_Instructions for the task:_
Pull every line with "data" from the entries below.

§ §

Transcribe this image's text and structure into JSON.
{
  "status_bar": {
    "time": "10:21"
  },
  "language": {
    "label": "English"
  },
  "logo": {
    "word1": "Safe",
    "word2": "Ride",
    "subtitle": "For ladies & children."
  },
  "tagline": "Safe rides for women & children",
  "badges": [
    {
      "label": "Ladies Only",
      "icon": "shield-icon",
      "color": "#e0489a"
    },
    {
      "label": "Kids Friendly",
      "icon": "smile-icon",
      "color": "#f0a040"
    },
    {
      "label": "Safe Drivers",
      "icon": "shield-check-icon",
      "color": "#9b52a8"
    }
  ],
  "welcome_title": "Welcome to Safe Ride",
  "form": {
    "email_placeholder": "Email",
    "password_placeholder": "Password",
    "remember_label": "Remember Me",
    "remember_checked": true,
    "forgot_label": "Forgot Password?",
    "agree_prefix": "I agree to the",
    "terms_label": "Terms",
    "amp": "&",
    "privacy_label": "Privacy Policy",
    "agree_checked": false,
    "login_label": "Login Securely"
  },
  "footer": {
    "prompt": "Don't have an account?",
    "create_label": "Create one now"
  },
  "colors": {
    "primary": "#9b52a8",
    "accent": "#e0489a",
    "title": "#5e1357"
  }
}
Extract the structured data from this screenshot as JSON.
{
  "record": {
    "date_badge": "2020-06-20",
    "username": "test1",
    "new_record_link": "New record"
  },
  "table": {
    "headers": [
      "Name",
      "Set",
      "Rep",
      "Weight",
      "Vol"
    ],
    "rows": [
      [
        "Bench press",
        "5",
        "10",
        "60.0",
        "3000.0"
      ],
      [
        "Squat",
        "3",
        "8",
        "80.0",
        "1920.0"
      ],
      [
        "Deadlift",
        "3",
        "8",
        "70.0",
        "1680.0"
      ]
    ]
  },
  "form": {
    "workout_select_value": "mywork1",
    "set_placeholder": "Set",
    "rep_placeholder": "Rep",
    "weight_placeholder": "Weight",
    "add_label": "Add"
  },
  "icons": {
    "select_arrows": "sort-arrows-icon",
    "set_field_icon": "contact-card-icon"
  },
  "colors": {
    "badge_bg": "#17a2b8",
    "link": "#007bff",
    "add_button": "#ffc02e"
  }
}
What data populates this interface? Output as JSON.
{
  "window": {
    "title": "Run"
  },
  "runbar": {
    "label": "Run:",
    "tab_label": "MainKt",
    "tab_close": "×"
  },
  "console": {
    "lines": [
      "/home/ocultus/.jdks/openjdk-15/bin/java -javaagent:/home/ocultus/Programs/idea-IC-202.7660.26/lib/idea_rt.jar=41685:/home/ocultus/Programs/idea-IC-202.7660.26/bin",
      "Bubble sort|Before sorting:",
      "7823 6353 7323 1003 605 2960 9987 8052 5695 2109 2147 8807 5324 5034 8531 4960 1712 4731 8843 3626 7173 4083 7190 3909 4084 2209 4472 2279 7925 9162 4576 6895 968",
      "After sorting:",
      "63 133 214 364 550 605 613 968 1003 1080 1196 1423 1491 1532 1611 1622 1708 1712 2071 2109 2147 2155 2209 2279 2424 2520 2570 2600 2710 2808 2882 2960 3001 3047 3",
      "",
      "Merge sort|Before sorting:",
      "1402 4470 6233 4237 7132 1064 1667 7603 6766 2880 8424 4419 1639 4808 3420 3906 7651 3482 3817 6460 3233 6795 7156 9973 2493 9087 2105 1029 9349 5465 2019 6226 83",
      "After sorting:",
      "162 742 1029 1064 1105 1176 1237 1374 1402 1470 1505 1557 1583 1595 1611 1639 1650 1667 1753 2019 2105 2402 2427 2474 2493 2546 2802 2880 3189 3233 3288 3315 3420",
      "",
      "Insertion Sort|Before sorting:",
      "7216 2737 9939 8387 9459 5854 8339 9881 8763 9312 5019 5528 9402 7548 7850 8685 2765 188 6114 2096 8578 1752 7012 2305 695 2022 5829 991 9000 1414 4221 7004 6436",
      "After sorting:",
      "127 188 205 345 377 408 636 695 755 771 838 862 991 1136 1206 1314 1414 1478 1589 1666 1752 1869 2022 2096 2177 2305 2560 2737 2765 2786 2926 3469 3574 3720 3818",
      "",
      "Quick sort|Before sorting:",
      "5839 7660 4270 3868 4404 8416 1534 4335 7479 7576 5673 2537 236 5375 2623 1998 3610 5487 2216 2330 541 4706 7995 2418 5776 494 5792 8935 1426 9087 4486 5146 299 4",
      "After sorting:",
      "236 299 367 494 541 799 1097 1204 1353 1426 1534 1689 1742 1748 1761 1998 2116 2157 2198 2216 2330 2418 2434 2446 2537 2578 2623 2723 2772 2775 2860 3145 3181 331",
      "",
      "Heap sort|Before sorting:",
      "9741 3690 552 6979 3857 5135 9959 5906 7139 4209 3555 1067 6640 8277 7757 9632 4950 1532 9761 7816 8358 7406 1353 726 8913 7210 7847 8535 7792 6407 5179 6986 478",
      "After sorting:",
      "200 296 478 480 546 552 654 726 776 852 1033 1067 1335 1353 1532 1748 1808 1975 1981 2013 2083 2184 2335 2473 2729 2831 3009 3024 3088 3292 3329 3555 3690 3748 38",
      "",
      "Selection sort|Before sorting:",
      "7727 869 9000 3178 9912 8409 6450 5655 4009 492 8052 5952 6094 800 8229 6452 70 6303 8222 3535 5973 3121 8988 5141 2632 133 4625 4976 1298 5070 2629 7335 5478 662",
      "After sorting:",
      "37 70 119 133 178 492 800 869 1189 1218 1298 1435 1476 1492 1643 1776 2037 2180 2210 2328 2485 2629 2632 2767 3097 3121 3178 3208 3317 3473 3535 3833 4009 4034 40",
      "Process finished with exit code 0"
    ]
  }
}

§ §

_Exercise solution:_
Extract the structured data from this screenshot as JSON.
What data populates this interface? Output as JSON.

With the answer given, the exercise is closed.